● **Requirement**
For the entries below, state how many lines contain the word "description" and add nothing else.

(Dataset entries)
▼

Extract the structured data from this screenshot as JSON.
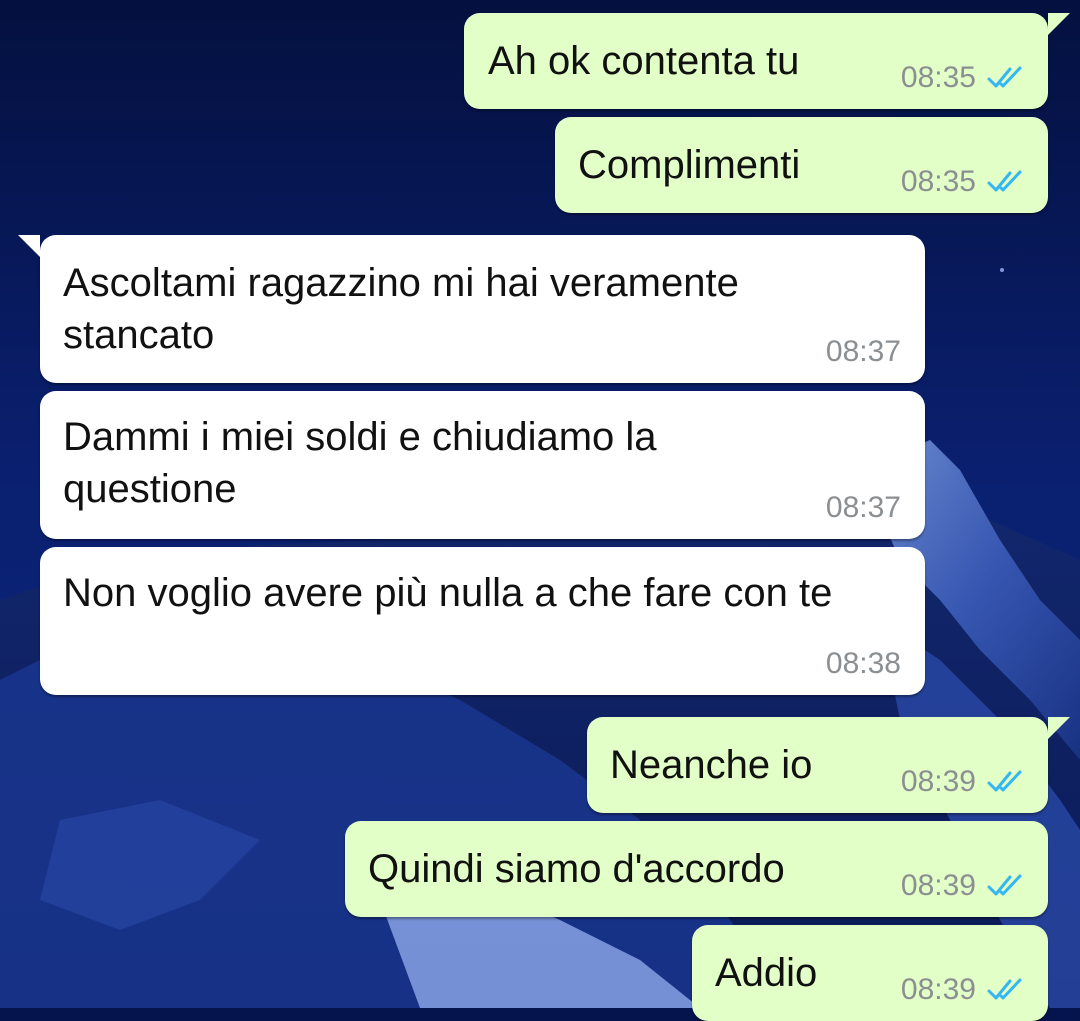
{
  "colors": {
    "outgoing_bubble": "#e2ffc7",
    "incoming_bubble": "#ffffff",
    "read_ticks": "#34b7f1",
    "timestamp": "#8b8f92"
  },
  "messages": [
    {
      "direction": "outgoing",
      "text": "Ah ok contenta tu",
      "time": "08:35",
      "status": "read"
    },
    {
      "direction": "outgoing",
      "text": "Complimenti",
      "time": "08:35",
      "status": "read"
    },
    {
      "direction": "incoming",
      "text": "Ascoltami ragazzino mi hai veramente\nstancato",
      "time": "08:37"
    },
    {
      "direction": "incoming",
      "text": "Dammi i miei soldi e chiudiamo la\nquestione",
      "time": "08:37"
    },
    {
      "direction": "incoming",
      "text": "Non voglio avere più nulla a che fare con te",
      "time": "08:38"
    },
    {
      "direction": "outgoing",
      "text": "Neanche io",
      "time": "08:39",
      "status": "read"
    },
    {
      "direction": "outgoing",
      "text": "Quindi siamo d'accordo",
      "time": "08:39",
      "status": "read"
    },
    {
      "direction": "outgoing",
      "text": "Addio",
      "time": "08:39",
      "status": "read"
    }
  ]
}
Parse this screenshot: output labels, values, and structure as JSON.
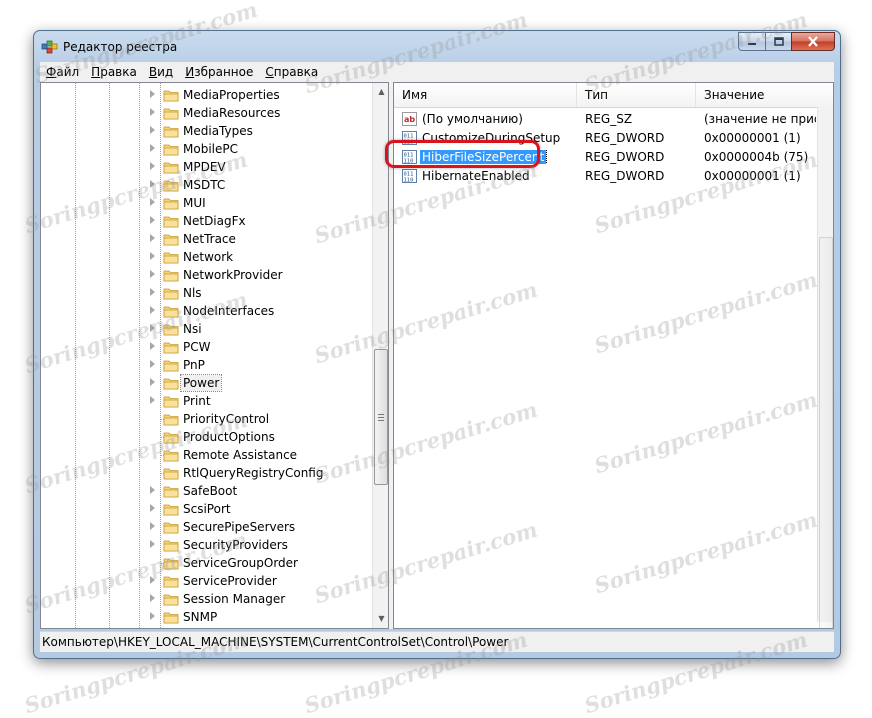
{
  "window": {
    "title": "Редактор реестра",
    "accent_color": "#b4cae3",
    "close_color": "#c43b22"
  },
  "menu": [
    "Файл",
    "Правка",
    "Вид",
    "Избранное",
    "Справка"
  ],
  "tree": {
    "items": [
      {
        "label": "MediaProperties",
        "expandable": true
      },
      {
        "label": "MediaResources",
        "expandable": true
      },
      {
        "label": "MediaTypes",
        "expandable": true
      },
      {
        "label": "MobilePC",
        "expandable": true
      },
      {
        "label": "MPDEV",
        "expandable": true
      },
      {
        "label": "MSDTC",
        "expandable": true
      },
      {
        "label": "MUI",
        "expandable": true
      },
      {
        "label": "NetDiagFx",
        "expandable": true
      },
      {
        "label": "NetTrace",
        "expandable": true
      },
      {
        "label": "Network",
        "expandable": true
      },
      {
        "label": "NetworkProvider",
        "expandable": true
      },
      {
        "label": "Nls",
        "expandable": true
      },
      {
        "label": "NodeInterfaces",
        "expandable": true
      },
      {
        "label": "Nsi",
        "expandable": true
      },
      {
        "label": "PCW",
        "expandable": true
      },
      {
        "label": "PnP",
        "expandable": true
      },
      {
        "label": "Power",
        "expandable": true,
        "selected": true
      },
      {
        "label": "Print",
        "expandable": true
      },
      {
        "label": "PriorityControl",
        "expandable": false
      },
      {
        "label": "ProductOptions",
        "expandable": false
      },
      {
        "label": "Remote Assistance",
        "expandable": false
      },
      {
        "label": "RtlQueryRegistryConfig",
        "expandable": false
      },
      {
        "label": "SafeBoot",
        "expandable": true
      },
      {
        "label": "ScsiPort",
        "expandable": true
      },
      {
        "label": "SecurePipeServers",
        "expandable": true
      },
      {
        "label": "SecurityProviders",
        "expandable": true
      },
      {
        "label": "ServiceGroupOrder",
        "expandable": false
      },
      {
        "label": "ServiceProvider",
        "expandable": true
      },
      {
        "label": "Session Manager",
        "expandable": true
      },
      {
        "label": "SNMP",
        "expandable": true
      }
    ]
  },
  "list": {
    "columns": {
      "name": "Имя",
      "type": "Тип",
      "value": "Значение"
    },
    "rows": [
      {
        "icon": "string-value-icon",
        "name": "(По умолчанию)",
        "type": "REG_SZ",
        "value": "(значение не присвоено)"
      },
      {
        "icon": "dword-value-icon",
        "name": "CustomizeDuringSetup",
        "type": "REG_DWORD",
        "value": "0x00000001 (1)"
      },
      {
        "icon": "dword-value-icon",
        "name": "HiberFileSizePercent",
        "type": "REG_DWORD",
        "value": "0x0000004b (75)",
        "selected": true
      },
      {
        "icon": "dword-value-icon",
        "name": "HibernateEnabled",
        "type": "REG_DWORD",
        "value": "0x00000001 (1)"
      }
    ],
    "highlight_color": "#d9141e",
    "selection_color": "#3399ff"
  },
  "status": {
    "path": "Компьютер\\HKEY_LOCAL_MACHINE\\SYSTEM\\CurrentControlSet\\Control\\Power"
  },
  "watermark": {
    "text": "Soringpcrepair.com"
  }
}
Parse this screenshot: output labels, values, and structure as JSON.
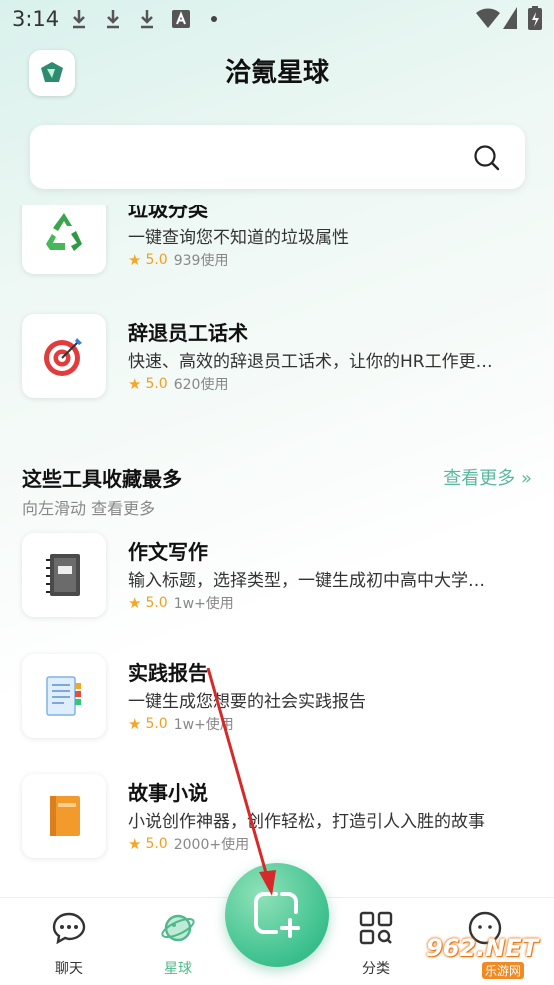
{
  "status_bar": {
    "time": "3:14"
  },
  "header": {
    "title": "洽氪星球"
  },
  "search": {
    "placeholder": ""
  },
  "tools_top": [
    {
      "name": "垃圾分类",
      "desc": "一键查询您不知道的垃圾属性",
      "rating": "5.0",
      "uses": "939使用",
      "icon": "recycle-icon"
    },
    {
      "name": "辞退员工话术",
      "desc": "快速、高效的辞退员工话术，让你的HR工作更…",
      "rating": "5.0",
      "uses": "620使用",
      "icon": "target-icon"
    }
  ],
  "section": {
    "title": "这些工具收藏最多",
    "subtitle": "向左滑动 查看更多",
    "more": "查看更多 »"
  },
  "tools_fav": [
    {
      "name": "作文写作",
      "desc": "输入标题，选择类型，一键生成初中高中大学…",
      "rating": "5.0",
      "uses": "1w+使用",
      "icon": "notebook-icon"
    },
    {
      "name": "实践报告",
      "desc": "一键生成您想要的社会实践报告",
      "rating": "5.0",
      "uses": "1w+使用",
      "icon": "document-icon"
    },
    {
      "name": "故事小说",
      "desc": "小说创作神器，创作轻松，打造引人入胜的故事",
      "rating": "5.0",
      "uses": "2000+使用",
      "icon": "book-icon"
    }
  ],
  "nav": {
    "chat": "聊天",
    "planet": "星球",
    "category": "分类"
  },
  "watermark": {
    "brand": "962.NET",
    "sub": "乐游网"
  },
  "colors": {
    "accent": "#3cc08e",
    "rating": "#f0a020",
    "more_link": "#5bb8a0"
  }
}
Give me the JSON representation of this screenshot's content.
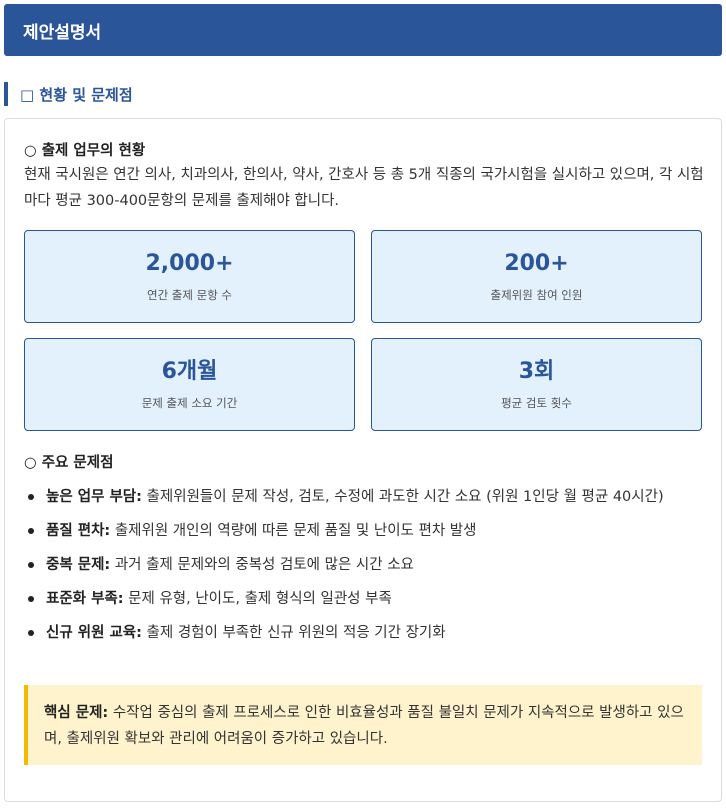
{
  "header": {
    "title": "제안설명서"
  },
  "section": {
    "title": "□ 현황 및 문제점"
  },
  "current": {
    "heading": "○ 출제 업무의 현황",
    "description": "현재 국시원은 연간 의사, 치과의사, 한의사, 약사, 간호사 등 총 5개 직종의 국가시험을 실시하고 있으며, 각 시험마다 평균 300-400문항의 문제를 출제해야 합니다."
  },
  "stats": [
    {
      "value": "2,000+",
      "label": "연간 출제 문항 수"
    },
    {
      "value": "200+",
      "label": "출제위원 참여 인원"
    },
    {
      "value": "6개월",
      "label": "문제 출제 소요 기간"
    },
    {
      "value": "3회",
      "label": "평균 검토 횟수"
    }
  ],
  "problems": {
    "heading": "○ 주요 문제점",
    "items": [
      {
        "term": "높은 업무 부담:",
        "text": " 출제위원들이 문제 작성, 검토, 수정에 과도한 시간 소요 (위원 1인당 월 평균 40시간)"
      },
      {
        "term": "품질 편차:",
        "text": " 출제위원 개인의 역량에 따른 문제 품질 및 난이도 편차 발생"
      },
      {
        "term": "중복 문제:",
        "text": " 과거 출제 문제와의 중복성 검토에 많은 시간 소요"
      },
      {
        "term": "표준화 부족:",
        "text": " 문제 유형, 난이도, 출제 형식의 일관성 부족"
      },
      {
        "term": "신규 위원 교육:",
        "text": " 출제 경험이 부족한 신규 위원의 적응 기간 장기화"
      }
    ]
  },
  "callout": {
    "term": "핵심 문제:",
    "text": " 수작업 중심의 출제 프로세스로 인한 비효율성과 품질 불일치 문제가 지속적으로 발생하고 있으며, 출제위원 확보와 관리에 어려움이 증가하고 있습니다."
  },
  "colors": {
    "primary": "#2a5599",
    "stat_bg": "#e3f1fd",
    "callout_bg": "#fff3cd",
    "callout_border": "#f5b900"
  }
}
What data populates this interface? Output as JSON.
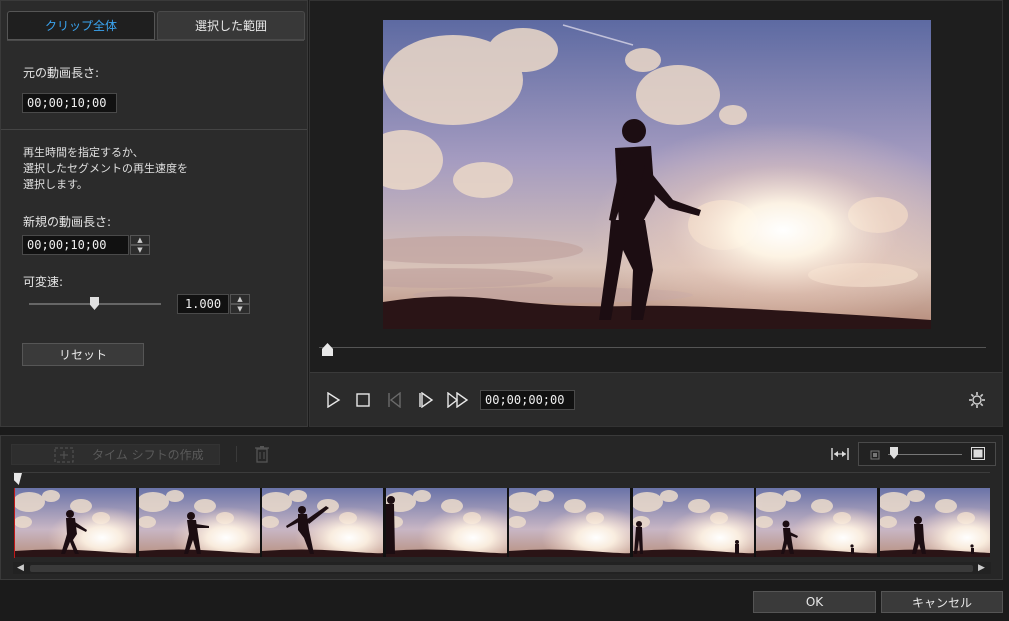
{
  "tabs": {
    "whole_clip": "クリップ全体",
    "selected_range": "選択した範囲"
  },
  "original_length": {
    "label": "元の動画長さ:",
    "value": "00;00;10;00"
  },
  "description": {
    "line1": "再生時間を指定するか、",
    "line2": "選択したセグメントの再生速度を",
    "line3": "選択します。"
  },
  "new_length": {
    "label": "新規の動画長さ:",
    "value": "00;00;10;00"
  },
  "variable_speed": {
    "label": "可変速:",
    "value": "1.000",
    "slider_level": 0.5
  },
  "reset_button": "リセット",
  "player": {
    "timecode": "00;00;00;00",
    "seek_position": 0
  },
  "timeline": {
    "create_timeshift": "タイム シフトの作成",
    "thumbnail_count": 8
  },
  "footer": {
    "ok": "OK",
    "cancel": "キャンセル"
  },
  "icons": {
    "play": "play-icon",
    "stop": "stop-icon",
    "prev_frame": "previous-frame-icon",
    "next_frame": "next-frame-icon",
    "fast_forward": "fast-forward-icon",
    "settings": "gear-icon",
    "trash": "trash-icon",
    "fit": "fit-to-window-icon"
  },
  "colors": {
    "accent": "#3aa4f0",
    "background": "#1b1b1b",
    "panel": "#2b2b2b"
  }
}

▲

● **Exercise solution**
2